Your assignment:
Across the entries below, work out how many lines contain "Chhmar". Respond with the number and no other text.

═════ Exercise input

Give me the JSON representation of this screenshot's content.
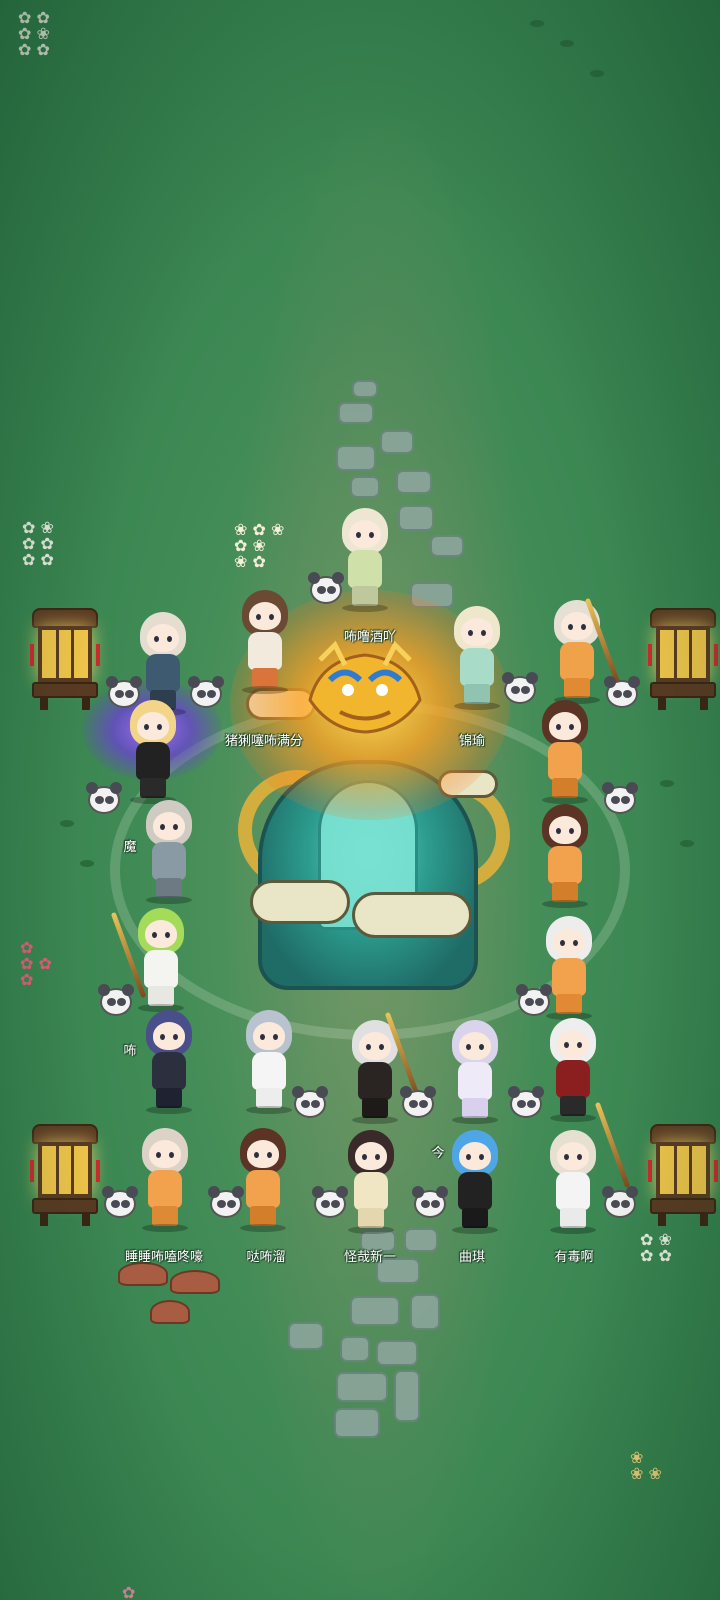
{
  "scene": {
    "type": "game-lobby",
    "background_color": "#3f8a55",
    "centerpiece": "dragon-throne-icon",
    "player_names": [
      "咘噜酒吖",
      "猪猁噻咘满分",
      "锦瑜",
      "魔",
      "咘",
      "今",
      "睡睡咘嗑咚嚎",
      "哒咘溜",
      "怪哉新一",
      "曲琪",
      "有毒啊"
    ]
  },
  "colors": {
    "grass": "#3f8a55",
    "throne": "#2c9c8e",
    "dragon_gold": "#e9b33a",
    "aura_purple": "#8a5cff",
    "lantern_gold": "#f1c64a"
  }
}
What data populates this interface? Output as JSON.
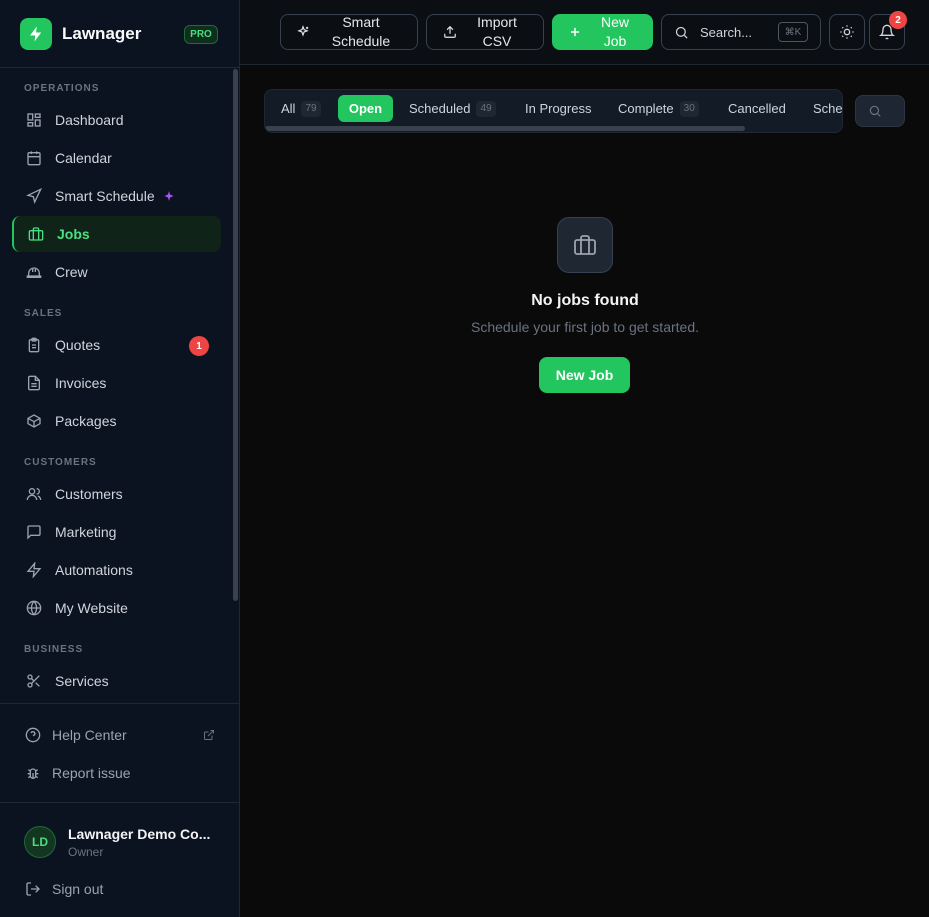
{
  "brand": {
    "name": "Lawnager",
    "plan_badge": "PRO"
  },
  "sidebar": {
    "sections": {
      "operations": "OPERATIONS",
      "sales": "SALES",
      "customers": "CUSTOMERS",
      "business": "BUSINESS"
    },
    "items": {
      "dashboard": "Dashboard",
      "calendar": "Calendar",
      "smart_schedule": "Smart Schedule",
      "jobs": "Jobs",
      "crew": "Crew",
      "quotes": "Quotes",
      "quotes_badge": "1",
      "invoices": "Invoices",
      "packages": "Packages",
      "customers": "Customers",
      "marketing": "Marketing",
      "automations": "Automations",
      "my_website": "My Website",
      "services": "Services"
    },
    "active_item": "jobs",
    "bottom": {
      "help_center": "Help Center",
      "report_issue": "Report issue"
    },
    "user": {
      "initials": "LD",
      "name": "Lawnager Demo Co...",
      "role": "Owner"
    },
    "sign_out": "Sign out"
  },
  "topbar": {
    "smart_schedule_l1": "Smart",
    "smart_schedule_l2": "Schedule",
    "import_l1": "Import",
    "import_l2": "CSV",
    "new_job_l1": "New",
    "new_job_l2": "Job",
    "search_placeholder": "Search...",
    "search_shortcut": "⌘K",
    "notifications_count": "2"
  },
  "tabs": [
    {
      "label": "All",
      "count": "79"
    },
    {
      "label": "Open",
      "count": null,
      "active": true
    },
    {
      "label": "Scheduled",
      "count": "49"
    },
    {
      "label": "In Progress",
      "count": null
    },
    {
      "label": "Complete",
      "count": "30"
    },
    {
      "label": "Cancelled",
      "count": null
    },
    {
      "label": "Sche",
      "count": null
    }
  ],
  "empty_state": {
    "title": "No jobs found",
    "subtitle": "Schedule your first job to get started.",
    "button": "New Job"
  },
  "colors": {
    "accent": "#22c55e",
    "badge": "#ef4444",
    "sparkle": "#a855f7"
  }
}
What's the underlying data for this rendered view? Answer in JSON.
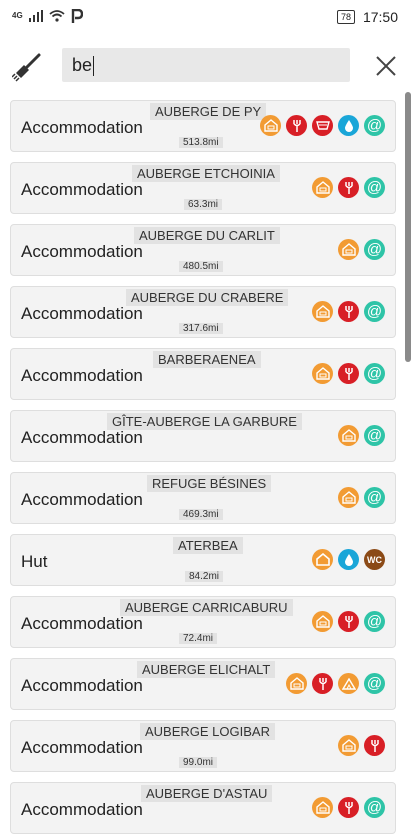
{
  "status_bar": {
    "network": "4G",
    "battery": "78",
    "time": "17:50"
  },
  "search": {
    "value": "be"
  },
  "results": [
    {
      "category": "Accommodation",
      "title": "AUBERGE DE PY",
      "distance": "513.8mi",
      "icons": [
        "lodge-icon",
        "restaurant-icon",
        "shop-icon",
        "water-icon",
        "email-icon"
      ]
    },
    {
      "category": "Accommodation",
      "title": "AUBERGE ETCHOINIA",
      "distance": "63.3mi",
      "icons": [
        "lodge-icon",
        "restaurant-icon",
        "email-icon"
      ]
    },
    {
      "category": "Accommodation",
      "title": "AUBERGE DU CARLIT",
      "distance": "480.5mi",
      "icons": [
        "lodge-icon",
        "email-icon"
      ]
    },
    {
      "category": "Accommodation",
      "title": "AUBERGE DU CRABERE",
      "distance": "317.6mi",
      "icons": [
        "lodge-icon",
        "restaurant-icon",
        "email-icon"
      ]
    },
    {
      "category": "Accommodation",
      "title": "BARBERAENEA",
      "distance": "",
      "icons": [
        "lodge-icon",
        "restaurant-icon",
        "email-icon"
      ]
    },
    {
      "category": "Accommodation",
      "title": "GÎTE-AUBERGE LA GARBURE",
      "distance": "",
      "icons": [
        "lodge-icon",
        "email-icon"
      ]
    },
    {
      "category": "Accommodation",
      "title": "REFUGE BÉSINES",
      "distance": "469.3mi",
      "icons": [
        "lodge-icon",
        "email-icon"
      ]
    },
    {
      "category": "Hut",
      "title": "ATERBEA",
      "distance": "84.2mi",
      "icons": [
        "hut-icon",
        "water-icon",
        "wc-icon"
      ]
    },
    {
      "category": "Accommodation",
      "title": "AUBERGE CARRICABURU",
      "distance": "72.4mi",
      "icons": [
        "lodge-icon",
        "restaurant-icon",
        "email-icon"
      ]
    },
    {
      "category": "Accommodation",
      "title": "AUBERGE ELICHALT",
      "distance": "",
      "icons": [
        "lodge-icon",
        "restaurant-icon",
        "camping-icon",
        "email-icon"
      ]
    },
    {
      "category": "Accommodation",
      "title": "AUBERGE LOGIBAR",
      "distance": "99.0mi",
      "icons": [
        "lodge-icon",
        "restaurant-icon"
      ]
    },
    {
      "category": "Accommodation",
      "title": "AUBERGE D'ASTAU",
      "distance": "",
      "icons": [
        "lodge-icon",
        "restaurant-icon",
        "email-icon"
      ]
    }
  ],
  "wc_label": "WC",
  "colors": {
    "lodge": "#f29b33",
    "restaurant": "#d81f26",
    "email": "#2ec4a7",
    "water": "#1aa6d8",
    "wc": "#8b4a16"
  }
}
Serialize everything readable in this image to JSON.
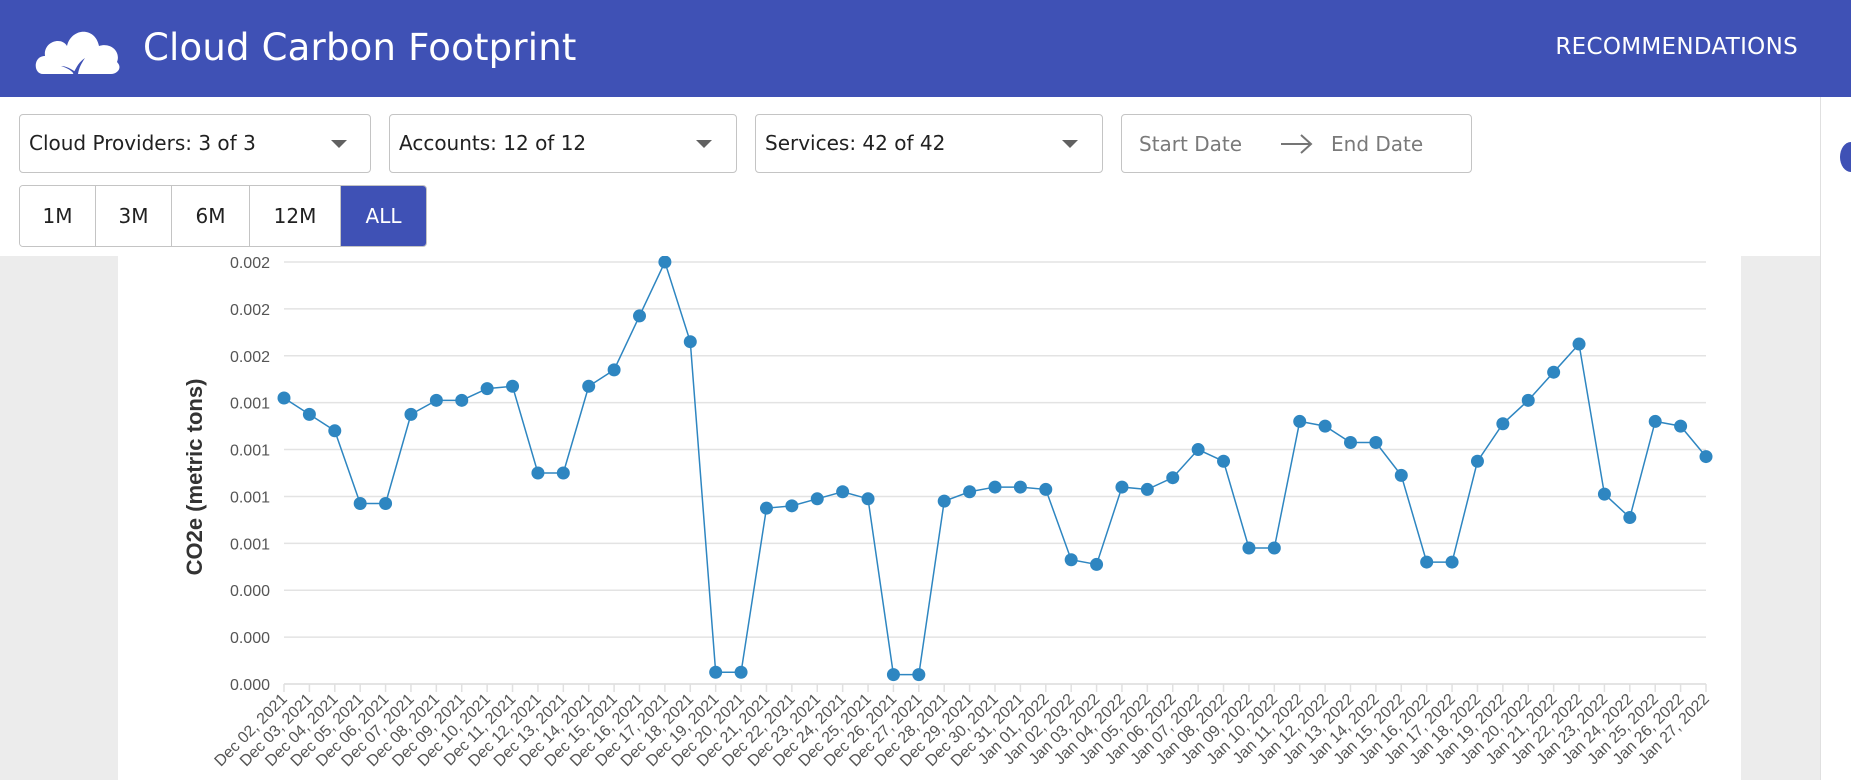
{
  "app": {
    "title": "Cloud Carbon Footprint",
    "nav_recommendations": "RECOMMENDATIONS",
    "brand_color": "#3f51b5",
    "logo_icon": "cloud-leaf-icon"
  },
  "filters": {
    "cloud_providers": "Cloud Providers: 3 of 3",
    "accounts": "Accounts: 12 of 12",
    "services": "Services: 42 of 42",
    "start_date_placeholder": "Start Date",
    "end_date_placeholder": "End Date"
  },
  "ranges": {
    "options": [
      "1M",
      "3M",
      "6M",
      "12M",
      "ALL"
    ],
    "selected": "ALL"
  },
  "chart_data": {
    "type": "line",
    "ylabel": "CO2e (metric tons)",
    "ytick_labels": [
      "0.000",
      "0.000",
      "0.000",
      "0.001",
      "0.001",
      "0.001",
      "0.001",
      "0.002",
      "0.002",
      "0.002"
    ],
    "ylim": [
      0,
      0.0018
    ],
    "grid": true,
    "point_color": "#2e86c1",
    "x": [
      "Dec 02, 2021",
      "Dec 03, 2021",
      "Dec 04, 2021",
      "Dec 05, 2021",
      "Dec 06, 2021",
      "Dec 07, 2021",
      "Dec 08, 2021",
      "Dec 09, 2021",
      "Dec 10, 2021",
      "Dec 11, 2021",
      "Dec 12, 2021",
      "Dec 13, 2021",
      "Dec 14, 2021",
      "Dec 15, 2021",
      "Dec 16, 2021",
      "Dec 17, 2021",
      "Dec 18, 2021",
      "Dec 19, 2021",
      "Dec 20, 2021",
      "Dec 21, 2021",
      "Dec 22, 2021",
      "Dec 23, 2021",
      "Dec 24, 2021",
      "Dec 25, 2021",
      "Dec 26, 2021",
      "Dec 27, 2021",
      "Dec 28, 2021",
      "Dec 29, 2021",
      "Dec 30, 2021",
      "Dec 31, 2021",
      "Jan 01, 2022",
      "Jan 02, 2022",
      "Jan 03, 2022",
      "Jan 04, 2022",
      "Jan 05, 2022",
      "Jan 06, 2022",
      "Jan 07, 2022",
      "Jan 08, 2022",
      "Jan 09, 2022",
      "Jan 10, 2022",
      "Jan 11, 2022",
      "Jan 12, 2022",
      "Jan 13, 2022",
      "Jan 14, 2022",
      "Jan 15, 2022",
      "Jan 16, 2022",
      "Jan 17, 2022",
      "Jan 18, 2022",
      "Jan 19, 2022",
      "Jan 20, 2022",
      "Jan 21, 2022",
      "Jan 22, 2022",
      "Jan 23, 2022",
      "Jan 24, 2022",
      "Jan 25, 2022",
      "Jan 26, 2022",
      "Jan 27, 2022"
    ],
    "values": [
      0.00122,
      0.00115,
      0.00108,
      0.00077,
      0.00077,
      0.00115,
      0.00121,
      0.00121,
      0.00126,
      0.00127,
      0.0009,
      0.0009,
      0.00127,
      0.00134,
      0.00157,
      0.0018,
      0.00146,
      5e-05,
      5e-05,
      0.00075,
      0.00076,
      0.00079,
      0.00082,
      0.00079,
      4e-05,
      4e-05,
      0.00078,
      0.00082,
      0.00084,
      0.00084,
      0.00083,
      0.00053,
      0.00051,
      0.00084,
      0.00083,
      0.00088,
      0.001,
      0.00095,
      0.00058,
      0.00058,
      0.00112,
      0.0011,
      0.00103,
      0.00103,
      0.00089,
      0.00052,
      0.00052,
      0.00095,
      0.00111,
      0.00121,
      0.00133,
      0.00145,
      0.00081,
      0.00071,
      0.00112,
      0.0011,
      0.00097
    ]
  }
}
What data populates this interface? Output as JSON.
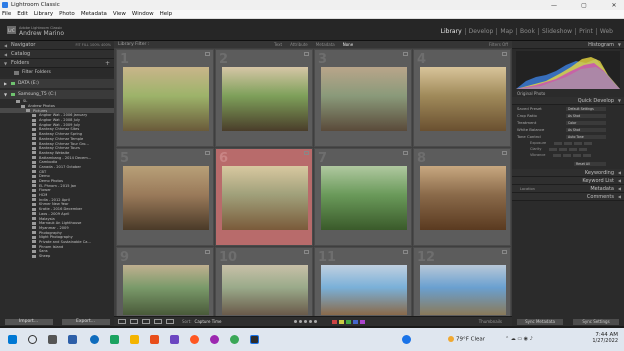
{
  "window": {
    "title": "Lightroom Classic",
    "min": "—",
    "max": "▢",
    "close": "✕"
  },
  "menu": [
    "File",
    "Edit",
    "Library",
    "Photo",
    "Metadata",
    "View",
    "Window",
    "Help"
  ],
  "identity": {
    "badge": "LrC",
    "small": "Adobe Lightroom Classic",
    "name": "Andrew Marino"
  },
  "modules": [
    "Library",
    "Develop",
    "Map",
    "Book",
    "Slideshow",
    "Print",
    "Web"
  ],
  "left_panel": {
    "navigator": {
      "label": "Navigator",
      "options": "FIT  FILL  100%  400%"
    },
    "catalog": {
      "label": "Catalog"
    },
    "folders": {
      "label": "Folders",
      "plus": "+"
    },
    "filter": {
      "label": "Filter Folders"
    },
    "volumes": [
      {
        "name": "DATA (E:)",
        "capacity": ""
      },
      {
        "name": "Samsung_T5 (C:)",
        "capacity": ""
      }
    ],
    "tree": [
      {
        "label": "SL",
        "count": ""
      },
      {
        "label": "Andrew Photos",
        "count": ""
      },
      {
        "label": "Pictures",
        "count": ""
      },
      {
        "label": "Angkor Wat - 2006 January",
        "count": ""
      },
      {
        "label": "Angkor Wat - 2008 July",
        "count": ""
      },
      {
        "label": "Angkor Wat - 2009 July",
        "count": ""
      },
      {
        "label": "Banteay Chhmar Sites",
        "count": ""
      },
      {
        "label": "Banteay Chhmar Spring",
        "count": ""
      },
      {
        "label": "Banteay Chhmar Temple",
        "count": ""
      },
      {
        "label": "Banteay Chhmar Tour Gro...",
        "count": ""
      },
      {
        "label": "Banteay Chhmar Tours",
        "count": ""
      },
      {
        "label": "Banteay Website",
        "count": ""
      },
      {
        "label": "Battambang - 2014 Decem...",
        "count": ""
      },
      {
        "label": "Cambodia",
        "count": ""
      },
      {
        "label": "Canada - 2017 October",
        "count": ""
      },
      {
        "label": "CBT",
        "count": ""
      },
      {
        "label": "Demo",
        "count": ""
      },
      {
        "label": "Demo Photos",
        "count": ""
      },
      {
        "label": "EL Phnom - 2015 Jan",
        "count": ""
      },
      {
        "label": "Flower",
        "count": ""
      },
      {
        "label": "HCM",
        "count": ""
      },
      {
        "label": "India - 2012 April",
        "count": ""
      },
      {
        "label": "Khmer New Year",
        "count": ""
      },
      {
        "label": "Kratie - 2016 December",
        "count": ""
      },
      {
        "label": "Laos - 2009 April",
        "count": ""
      },
      {
        "label": "Malaysia",
        "count": ""
      },
      {
        "label": "Marnauk An Lighthouse",
        "count": ""
      },
      {
        "label": "Myanmar - 2009",
        "count": ""
      },
      {
        "label": "Photography",
        "count": ""
      },
      {
        "label": "Night Photography",
        "count": ""
      },
      {
        "label": "Private and Sustainable Ca...",
        "count": ""
      },
      {
        "label": "Phnom Island",
        "count": ""
      },
      {
        "label": "Sans",
        "count": ""
      },
      {
        "label": "Sheep",
        "count": ""
      }
    ],
    "import_label": "Import...",
    "export_label": "Export..."
  },
  "center": {
    "title": "Library Filter :",
    "filter_tabs": [
      "Text",
      "Attribute",
      "Metadata",
      "None"
    ],
    "filter_off": "Filters Off",
    "cells": [
      {
        "num": "1"
      },
      {
        "num": "2"
      },
      {
        "num": "3"
      },
      {
        "num": "4"
      },
      {
        "num": "5"
      },
      {
        "num": "6"
      },
      {
        "num": "7"
      },
      {
        "num": "8"
      },
      {
        "num": "9"
      },
      {
        "num": "10"
      },
      {
        "num": "11"
      },
      {
        "num": "12"
      }
    ],
    "selected_index": 5,
    "toolbar": {
      "sort_label": "Sort:",
      "sort_value": "Capture Time",
      "thumbnails": "Thumbnails"
    }
  },
  "right_panel": {
    "histogram": "Histogram",
    "original_photo": "Original Photo",
    "quick_develop": "Quick Develop",
    "saved_preset": {
      "label": "Saved Preset",
      "value": "Default Settings"
    },
    "crop_ratio": {
      "label": "Crop Ratio",
      "value": "As Shot"
    },
    "treatment": {
      "label": "Treatment",
      "value": "Color"
    },
    "white_balance": {
      "label": "White Balance",
      "value": "As Shot"
    },
    "tone_control": {
      "label": "Tone Control",
      "value": "Auto Tone"
    },
    "tone_rows": [
      "Exposure",
      "Clarity",
      "Vibrance"
    ],
    "reset_all": "Reset All",
    "keywording": "Keywording",
    "keyword_list": "Keyword List",
    "metadata": {
      "label": "Metadata",
      "value": "Location"
    },
    "comments": "Comments",
    "sync_metadata": "Sync Metadata",
    "sync_settings": "Sync Settings"
  },
  "taskbar": {
    "weather": "79°F  Clear",
    "time": "7:44 AM",
    "date": "1/27/2022",
    "colors": [
      "#0078d4",
      "#e84e1b",
      "#1aa260",
      "#f4b400",
      "#6b46c1",
      "#ff5722",
      "#3aa757",
      "#2d2d2d",
      "#1a73e8",
      "#9c27b0"
    ]
  },
  "colors": {
    "accent_selected": "#b86b6b",
    "histogram_blue": "#3b7bd6",
    "histogram_yellow": "#e8d840",
    "histogram_magenta": "#c83ac8"
  }
}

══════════

Task response:
5